• **AIM OF THE TASK**
Although the records contain pictures, repeat only the text of every line exactly.

• **GIVEN RECORDS**
——

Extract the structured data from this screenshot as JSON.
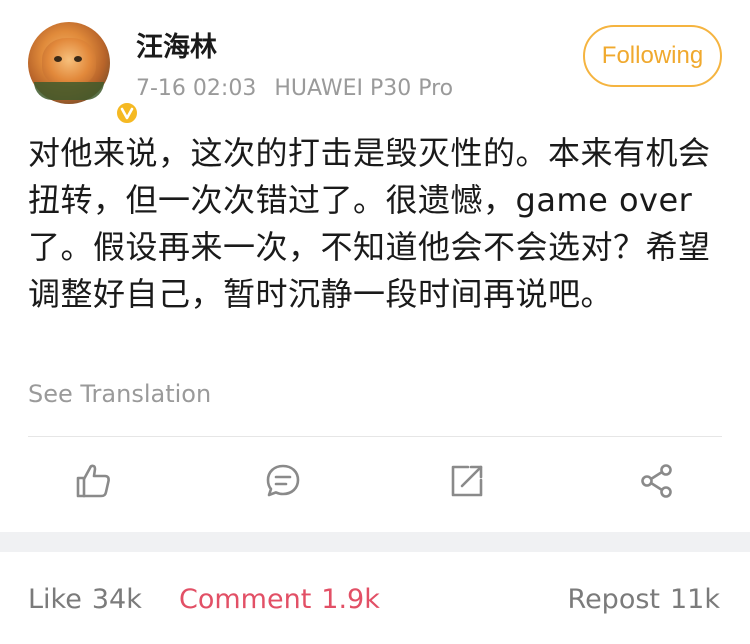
{
  "post": {
    "author": "汪海林",
    "timestamp": "7-16 02:03",
    "device": "HUAWEI P30 Pro",
    "verified_badge": "v",
    "follow_label": "Following",
    "content": "对他来说，这次的打击是毁灭性的。本来有机会扭转，但一次次错过了。很遗憾，game over了。假设再来一次，不知道他会不会选对？希望调整好自己，暂时沉静一段时间再说吧。",
    "see_translation": "See Translation"
  },
  "actions": [
    {
      "icon": "thumbs-up-icon"
    },
    {
      "icon": "comment-icon"
    },
    {
      "icon": "repost-icon"
    },
    {
      "icon": "share-icon"
    }
  ],
  "stats": {
    "like": {
      "label": "Like",
      "count": "34k"
    },
    "comment": {
      "label": "Comment",
      "count": "1.9k"
    },
    "repost": {
      "label": "Repost",
      "count": "11k"
    }
  },
  "colors": {
    "accent": "#f0a92e",
    "active_tab": "#e25066",
    "muted_text": "#9a9a9a",
    "verify_badge": "#f5b923"
  }
}
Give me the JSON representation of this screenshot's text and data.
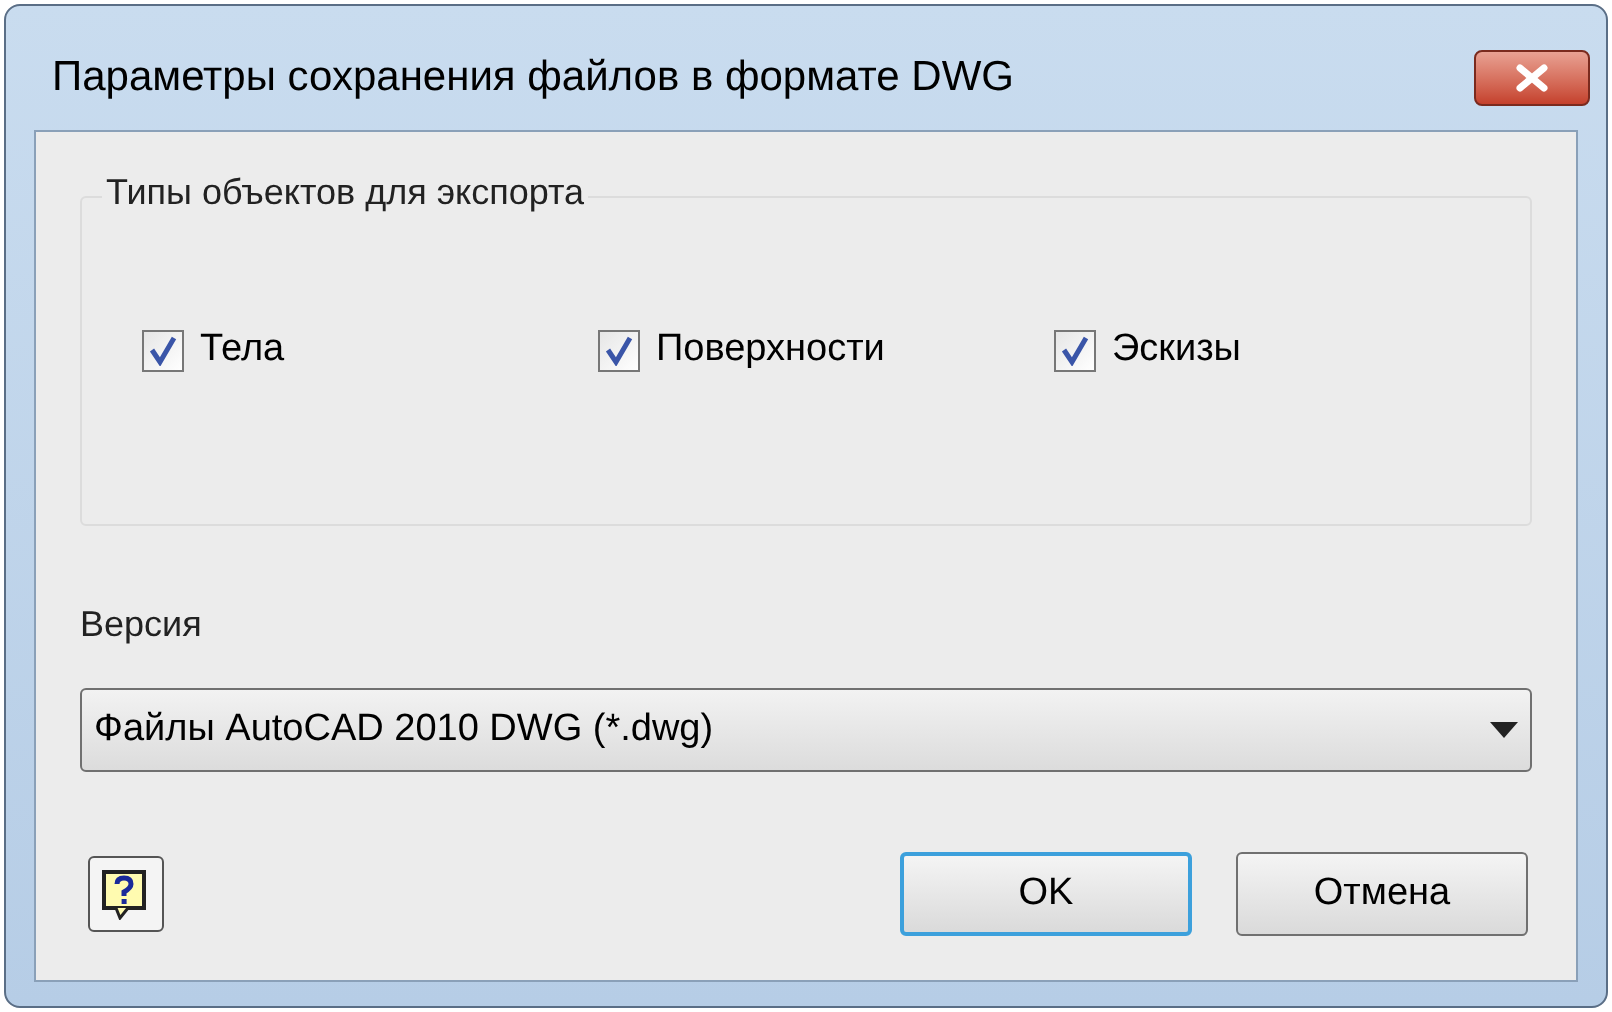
{
  "window": {
    "title": "Параметры сохранения файлов в формате DWG"
  },
  "group": {
    "title": "Типы объектов для экспорта",
    "options": [
      {
        "label": "Тела",
        "checked": true
      },
      {
        "label": "Поверхности",
        "checked": true
      },
      {
        "label": "Эскизы",
        "checked": true
      }
    ]
  },
  "version": {
    "label": "Версия",
    "value": "Файлы AutoCAD 2010 DWG (*.dwg)"
  },
  "buttons": [
    {
      "label": "OK",
      "default": true
    },
    {
      "label": "Отмена",
      "default": false
    }
  ]
}
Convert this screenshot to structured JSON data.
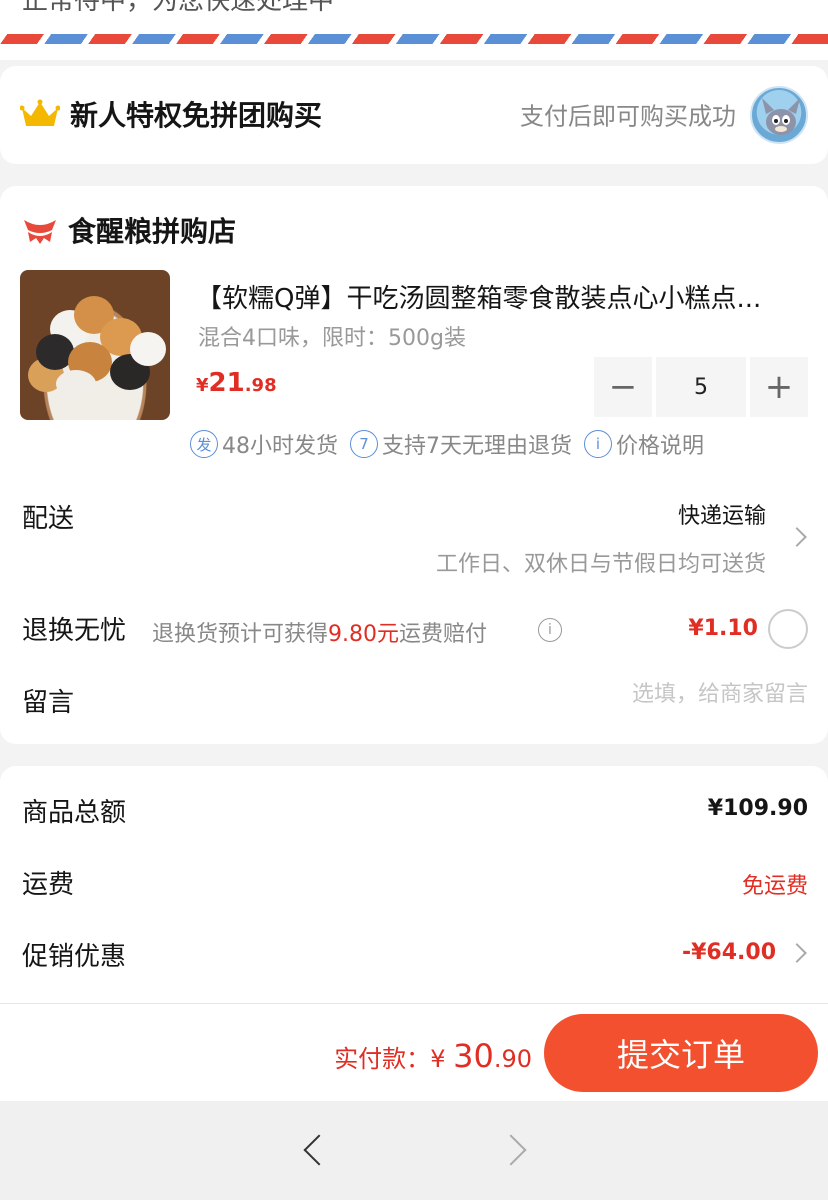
{
  "top": {
    "cut_text": "正常待中，为您快速处理中"
  },
  "privilege": {
    "title": "新人特权免拼团购买",
    "hint": "支付后即可购买成功",
    "crown_icon": "crown-icon",
    "accent": "#f5b800"
  },
  "store": {
    "name": "食醒粮拼购店",
    "icon": "store-icon"
  },
  "product": {
    "title": "【软糯Q弹】干吃汤圆整箱零食散装点心小糕点...",
    "spec": "混合4口味，限时：500g装",
    "price_currency": "¥",
    "price_int": "21",
    "price_dec": ".98",
    "quantity": "5",
    "minus": "−",
    "plus": "+"
  },
  "services": [
    {
      "icon": "发",
      "label": "48小时发货"
    },
    {
      "icon": "7",
      "label": "支持7天无理由退货"
    },
    {
      "icon": "i",
      "label": "价格说明"
    }
  ],
  "delivery": {
    "label": "配送",
    "method": "快递运输",
    "note": "工作日、双休日与节假日均可送货"
  },
  "return_worry_free": {
    "label": "退换无忧",
    "desc_prefix": "退换货预计可获得",
    "desc_amount": "9.80元",
    "desc_suffix": "运费赔付",
    "fee": "¥1.10"
  },
  "message": {
    "label": "留言",
    "placeholder": "选填，给商家留言"
  },
  "summary": {
    "goods_total_label": "商品总额",
    "goods_total": "¥109.90",
    "shipping_label": "运费",
    "shipping": "免运费",
    "promo_label": "促销优惠",
    "promo": "-¥64.00"
  },
  "footer": {
    "pay_label": "实付款：",
    "pay_currency": "¥",
    "pay_int": "30",
    "pay_dec": ".90",
    "submit_label": "提交订单"
  },
  "colors": {
    "brand_red": "#e02e24",
    "submit_orange": "#f2502e",
    "service_blue": "#5b8fd6"
  }
}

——

• **SOLUTION TO THE PROBLEM**
Extract the structured data from this screenshot as JSON.
{
  "post": {
    "author": "汪海林",
    "timestamp": "7-16 02:03",
    "device": "HUAWEI P30 Pro",
    "verified_badge": "v",
    "follow_label": "Following",
    "content": "对他来说，这次的打击是毁灭性的。本来有机会扭转，但一次次错过了。很遗憾，game over了。假设再来一次，不知道他会不会选对？希望调整好自己，暂时沉静一段时间再说吧。",
    "see_translation": "See Translation"
  },
  "actions": [
    {
      "icon": "thumbs-up-icon"
    },
    {
      "icon": "comment-icon"
    },
    {
      "icon": "repost-icon"
    },
    {
      "icon": "share-icon"
    }
  ],
  "stats": {
    "like": {
      "label": "Like",
      "count": "34k"
    },
    "comment": {
      "label": "Comment",
      "count": "1.9k"
    },
    "repost": {
      "label": "Repost",
      "count": "11k"
    }
  },
  "colors": {
    "accent": "#f0a92e",
    "active_tab": "#e25066",
    "muted_text": "#9a9a9a",
    "verify_badge": "#f5b923"
  }
}
Give me the JSON representation of this screenshot's text and data.
{
  "window": {
    "title": "Параметры сохранения файлов в формате DWG"
  },
  "group": {
    "title": "Типы объектов для экспорта",
    "options": [
      {
        "label": "Тела",
        "checked": true
      },
      {
        "label": "Поверхности",
        "checked": true
      },
      {
        "label": "Эскизы",
        "checked": true
      }
    ]
  },
  "version": {
    "label": "Версия",
    "value": "Файлы AutoCAD 2010 DWG (*.dwg)"
  },
  "buttons": [
    {
      "label": "OK",
      "default": true
    },
    {
      "label": "Отмена",
      "default": false
    }
  ]
}
Convert this screenshot to structured JSON data.
{
  "top": {
    "cut_text": "正常待中，为您快速处理中"
  },
  "privilege": {
    "title": "新人特权免拼团购买",
    "hint": "支付后即可购买成功",
    "crown_icon": "crown-icon",
    "accent": "#f5b800"
  },
  "store": {
    "name": "食醒粮拼购店",
    "icon": "store-icon"
  },
  "product": {
    "title": "【软糯Q弹】干吃汤圆整箱零食散装点心小糕点...",
    "spec": "混合4口味，限时：500g装",
    "price_currency": "¥",
    "price_int": "21",
    "price_dec": ".98",
    "quantity": "5",
    "minus": "−",
    "plus": "+"
  },
  "services": [
    {
      "icon": "发",
      "label": "48小时发货"
    },
    {
      "icon": "7",
      "label": "支持7天无理由退货"
    },
    {
      "icon": "i",
      "label": "价格说明"
    }
  ],
  "delivery": {
    "label": "配送",
    "method": "快递运输",
    "note": "工作日、双休日与节假日均可送货"
  },
  "return_worry_free": {
    "label": "退换无忧",
    "desc_prefix": "退换货预计可获得",
    "desc_amount": "9.80元",
    "desc_suffix": "运费赔付",
    "fee": "¥1.10"
  },
  "message": {
    "label": "留言",
    "placeholder": "选填，给商家留言"
  },
  "summary": {
    "goods_total_label": "商品总额",
    "goods_total": "¥109.90",
    "shipping_label": "运费",
    "shipping": "免运费",
    "promo_label": "促销优惠",
    "promo": "-¥64.00"
  },
  "footer": {
    "pay_label": "实付款：",
    "pay_currency": "¥",
    "pay_int": "30",
    "pay_dec": ".90",
    "submit_label": "提交订单"
  },
  "colors": {
    "brand_red": "#e02e24",
    "submit_orange": "#f2502e",
    "service_blue": "#5b8fd6"
  }
}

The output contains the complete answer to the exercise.